Florida grape (Vitis shuttleworthii) is native to peninsular Florida. You will find it growing in pinelands and hammocks throughout Indian River County including at the Oslo Riverfront Conservation Area. Other common names for this endemic plant include leatherleaf grape, Calusa grape and Calloose grape.
Florida grape can be differentiated from common grape (Vitis rotundifolia) by its pointy leaves, very hairy undersides, and forked tendrils. Common grape vines can grow to be 100′ long, while Florida grapes reach about 20′ long. Both grapes vines frequently can be found growing on the sunny edges of pinelands and hammocks, as well as in disturbed places.
Florida grape flowers in the spring and fruits in the summer. The unripe fruits above were photographed along Jungle Trail at Pelican Island National Wildlife Refuge.

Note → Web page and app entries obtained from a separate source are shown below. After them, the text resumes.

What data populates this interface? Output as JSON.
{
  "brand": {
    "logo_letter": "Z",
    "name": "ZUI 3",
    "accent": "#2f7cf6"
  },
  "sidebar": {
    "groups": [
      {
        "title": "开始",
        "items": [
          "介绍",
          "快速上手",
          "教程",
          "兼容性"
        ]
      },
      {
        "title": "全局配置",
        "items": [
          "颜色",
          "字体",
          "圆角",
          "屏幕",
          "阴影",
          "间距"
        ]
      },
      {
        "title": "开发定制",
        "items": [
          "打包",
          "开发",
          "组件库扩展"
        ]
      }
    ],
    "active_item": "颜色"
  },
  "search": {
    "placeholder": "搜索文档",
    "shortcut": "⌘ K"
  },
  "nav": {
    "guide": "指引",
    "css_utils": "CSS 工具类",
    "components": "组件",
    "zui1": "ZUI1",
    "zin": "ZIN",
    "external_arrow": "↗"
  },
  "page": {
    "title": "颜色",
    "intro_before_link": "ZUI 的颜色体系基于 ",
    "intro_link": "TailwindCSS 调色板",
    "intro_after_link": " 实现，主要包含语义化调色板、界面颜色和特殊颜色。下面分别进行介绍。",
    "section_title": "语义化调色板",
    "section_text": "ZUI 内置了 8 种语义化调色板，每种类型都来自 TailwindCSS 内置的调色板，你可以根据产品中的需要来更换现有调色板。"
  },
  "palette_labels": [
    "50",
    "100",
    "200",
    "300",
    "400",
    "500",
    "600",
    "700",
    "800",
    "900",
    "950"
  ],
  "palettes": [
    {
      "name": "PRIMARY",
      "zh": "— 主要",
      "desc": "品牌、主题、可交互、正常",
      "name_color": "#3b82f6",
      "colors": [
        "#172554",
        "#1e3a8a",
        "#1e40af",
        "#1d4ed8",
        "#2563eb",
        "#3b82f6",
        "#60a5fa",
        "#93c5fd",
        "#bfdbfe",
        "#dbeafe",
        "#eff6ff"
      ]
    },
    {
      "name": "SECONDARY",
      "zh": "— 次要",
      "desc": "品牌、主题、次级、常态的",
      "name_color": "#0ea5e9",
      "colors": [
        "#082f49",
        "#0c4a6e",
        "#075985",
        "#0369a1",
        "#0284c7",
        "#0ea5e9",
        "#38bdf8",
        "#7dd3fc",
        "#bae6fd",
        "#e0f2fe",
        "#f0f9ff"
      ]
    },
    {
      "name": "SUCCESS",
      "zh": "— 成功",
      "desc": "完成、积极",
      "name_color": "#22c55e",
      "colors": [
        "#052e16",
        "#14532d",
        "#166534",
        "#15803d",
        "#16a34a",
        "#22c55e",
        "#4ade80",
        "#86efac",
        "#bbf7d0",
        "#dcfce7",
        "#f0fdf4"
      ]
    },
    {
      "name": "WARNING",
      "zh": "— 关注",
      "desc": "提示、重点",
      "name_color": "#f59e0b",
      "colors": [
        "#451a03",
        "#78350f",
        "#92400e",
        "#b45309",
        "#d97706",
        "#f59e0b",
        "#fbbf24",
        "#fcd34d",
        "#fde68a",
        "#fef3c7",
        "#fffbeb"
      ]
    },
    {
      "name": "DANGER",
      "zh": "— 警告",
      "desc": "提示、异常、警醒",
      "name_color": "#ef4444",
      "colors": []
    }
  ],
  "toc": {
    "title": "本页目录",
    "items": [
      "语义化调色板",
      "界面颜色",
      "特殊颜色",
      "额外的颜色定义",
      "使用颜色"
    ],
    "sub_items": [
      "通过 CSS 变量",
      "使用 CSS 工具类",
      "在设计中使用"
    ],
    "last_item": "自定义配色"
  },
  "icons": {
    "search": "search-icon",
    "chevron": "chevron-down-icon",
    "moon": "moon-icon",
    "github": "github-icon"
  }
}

Ripe grapes are dark red to purple black and are beloved by wildlife.